“National parks are one of our greatest achievements,” Obama declares over a closing montage. “But in this world that’s getting warmer and more crowded, we’ve got to do more.” The former president is seen crossing a field with a group of multiracial youth. They look through a telescope. “The time to act is now,” he says.
It’s unclear what “action,” in this context, even means, especially for the people watching the series. As legislation bans plastic bags and straws, disposable masks made of polypropylene take their places in landfills everywhere, and with global attention on war and oil, President Biden has already begun backtracking on goals to move away from fossil fuel dependence. If Russian uranium is banned, the United States might start mining in protected sites. In the meantime, it has already resumed auctioning leases for oil drilling on public land — which makes you wonder whether these areas are being preserved in perpetuity, or merely as national reserves to be used in moments of crisis.

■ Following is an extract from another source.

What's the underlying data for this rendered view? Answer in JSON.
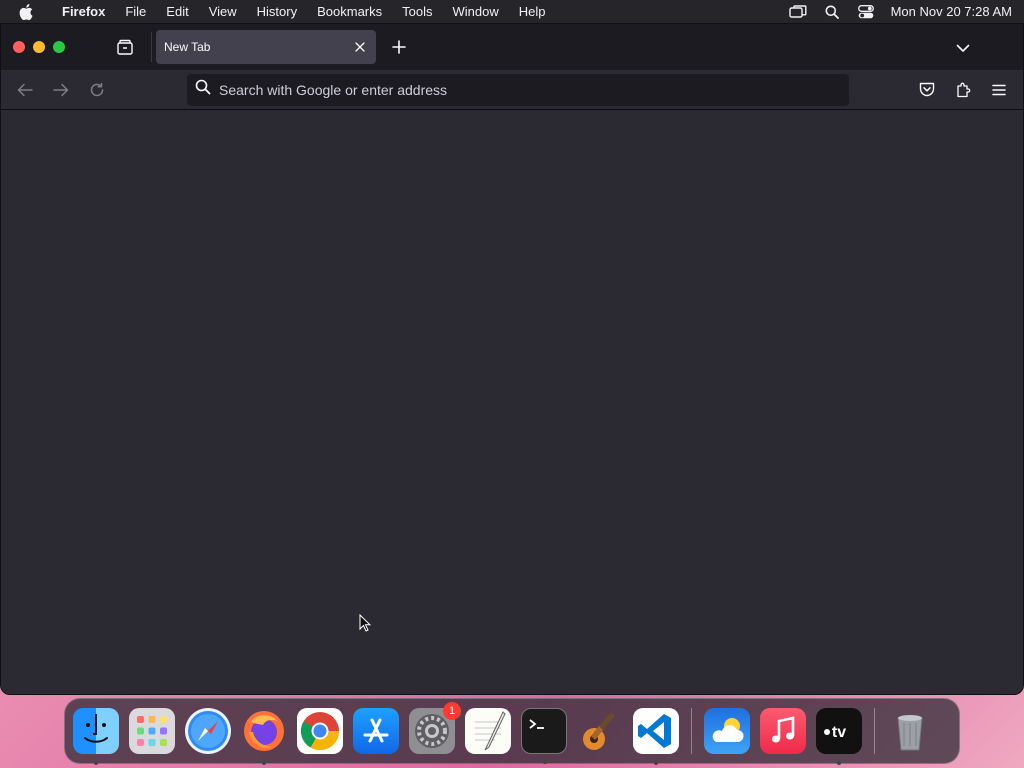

In Our Great National Parks, Earth is a place of wonders; nature can heal itself if we allow it; parks need to be big and nationally controlled; and humans and animals can coexist through a mix of market solutions, surveillance, and borders. What the series takes pains to ignore is that the pursuit of a mythical wilderness, and a time when humans did not exist, comes at the expense of the actual inhabitants of these so-called “wild spaces.” It’s also not a meaningful response to climate change. Stepping outside the colonial logic of conservation offers a better sense of what effectively protecting the environment might look like.
Currently, less than one percent of the funding allocated toward fighting climate change goes toward indigenous and local forest management. At the same time, by the Indigenous and Community Conserved Areas Consortium calculation, almost 30 percent of the world is currently being conserved by local and indigenous peoples. What would happen if, rather than kicking people off their land to convert it into more tourist destinations and reserves for future exploitation, the conservation industry followed the lead of people who are already practicing preservation?
This kind of nuance is lost in the force of Obama’s charisma. “The first time I visited Kenya,” he says, “I was a stranger. This was the land of my father who had passed away and who I barely knew. But I met my family. I visited the village they had come from.” As always, Obama tells us why his story isn’t merely personal; it’s universal. To visit a national park in Kenya is “to see the place where ultimately, all of us come from.” Never mind the fact that our common ancestors likely originated in southern, not eastern Africa: Obama was never one to let the facts get in the way of a good speech.
Chanelle Adams is a researcher, translator, and writer based in Switzerland.